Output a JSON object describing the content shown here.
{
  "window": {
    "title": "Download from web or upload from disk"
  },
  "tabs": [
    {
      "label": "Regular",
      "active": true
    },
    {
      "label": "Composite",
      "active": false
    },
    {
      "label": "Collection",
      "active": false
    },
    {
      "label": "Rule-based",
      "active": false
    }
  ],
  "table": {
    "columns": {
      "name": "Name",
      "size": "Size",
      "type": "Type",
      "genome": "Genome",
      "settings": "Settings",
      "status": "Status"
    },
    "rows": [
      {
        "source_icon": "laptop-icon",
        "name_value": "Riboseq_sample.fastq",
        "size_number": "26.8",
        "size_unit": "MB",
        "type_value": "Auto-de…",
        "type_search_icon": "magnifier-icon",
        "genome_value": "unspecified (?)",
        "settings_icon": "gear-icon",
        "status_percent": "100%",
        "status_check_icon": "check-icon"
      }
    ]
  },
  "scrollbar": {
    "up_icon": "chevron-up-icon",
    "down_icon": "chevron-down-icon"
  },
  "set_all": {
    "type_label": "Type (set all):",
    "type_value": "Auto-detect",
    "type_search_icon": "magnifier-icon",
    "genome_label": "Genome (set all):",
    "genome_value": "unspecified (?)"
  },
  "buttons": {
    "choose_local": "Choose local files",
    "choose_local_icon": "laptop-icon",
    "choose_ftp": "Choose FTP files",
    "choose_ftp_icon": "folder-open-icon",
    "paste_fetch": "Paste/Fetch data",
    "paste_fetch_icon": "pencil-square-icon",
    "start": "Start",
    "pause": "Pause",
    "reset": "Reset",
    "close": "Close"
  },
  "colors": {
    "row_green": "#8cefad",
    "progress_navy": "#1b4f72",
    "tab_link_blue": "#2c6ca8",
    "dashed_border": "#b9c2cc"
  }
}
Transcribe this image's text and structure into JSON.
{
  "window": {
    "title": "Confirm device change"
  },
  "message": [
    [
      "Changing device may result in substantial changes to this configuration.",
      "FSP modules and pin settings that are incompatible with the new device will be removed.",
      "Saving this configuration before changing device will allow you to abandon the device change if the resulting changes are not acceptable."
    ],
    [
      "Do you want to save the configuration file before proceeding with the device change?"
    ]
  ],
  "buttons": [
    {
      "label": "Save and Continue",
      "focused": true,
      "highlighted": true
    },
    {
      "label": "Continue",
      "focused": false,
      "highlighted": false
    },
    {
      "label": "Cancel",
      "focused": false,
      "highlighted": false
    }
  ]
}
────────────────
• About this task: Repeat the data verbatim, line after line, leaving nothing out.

• Task solution:
Output a JSON object describing the content shown here.
{
  "window": {
    "title": "Download from web or upload from disk"
  },
  "tabs": [
    {
      "label": "Regular",
      "active": true
    },
    {
      "label": "Composite",
      "active": false
    },
    {
      "label": "Collection",
      "active": false
    },
    {
      "label": "Rule-based",
      "active": false
    }
  ],
  "table": {
    "columns": {
      "name": "Name",
      "size": "Size",
      "type": "Type",
      "genome": "Genome",
      "settings": "Settings",
      "status": "Status"
    },
    "rows": [
      {
        "source_icon": "laptop-icon",
        "name_value": "Riboseq_sample.fastq",
        "size_number": "26.8",
        "size_unit": "MB",
        "type_value": "Auto-de…",
        "type_search_icon": "magnifier-icon",
        "genome_value": "unspecified (?)",
        "settings_icon": "gear-icon",
        "status_percent": "100%",
        "status_check_icon": "check-icon"
      }
    ]
  },
  "scrollbar": {
    "up_icon": "chevron-up-icon",
    "down_icon": "chevron-down-icon"
  },
  "set_all": {
    "type_label": "Type (set all):",
    "type_value": "Auto-detect",
    "type_search_icon": "magnifier-icon",
    "genome_label": "Genome (set all):",
    "genome_value": "unspecified (?)"
  },
  "buttons": {
    "choose_local": "Choose local files",
    "choose_local_icon": "laptop-icon",
    "choose_ftp": "Choose FTP files",
    "choose_ftp_icon": "folder-open-icon",
    "paste_fetch": "Paste/Fetch data",
    "paste_fetch_icon": "pencil-square-icon",
    "start": "Start",
    "pause": "Pause",
    "reset": "Reset",
    "close": "Close"
  },
  "colors": {
    "row_green": "#8cefad",
    "progress_navy": "#1b4f72",
    "tab_link_blue": "#2c6ca8",
    "dashed_border": "#b9c2cc"
  }
}
Transcribe this image's text and structure into JSON.
{
  "window": {
    "title": "Confirm device change"
  },
  "message": [
    [
      "Changing device may result in substantial changes to this configuration.",
      "FSP modules and pin settings that are incompatible with the new device will be removed.",
      "Saving this configuration before changing device will allow you to abandon the device change if the resulting changes are not acceptable."
    ],
    [
      "Do you want to save the configuration file before proceeding with the device change?"
    ]
  ],
  "buttons": [
    {
      "label": "Save and Continue",
      "focused": true,
      "highlighted": true
    },
    {
      "label": "Continue",
      "focused": false,
      "highlighted": false
    },
    {
      "label": "Cancel",
      "focused": false,
      "highlighted": false
    }
  ]
}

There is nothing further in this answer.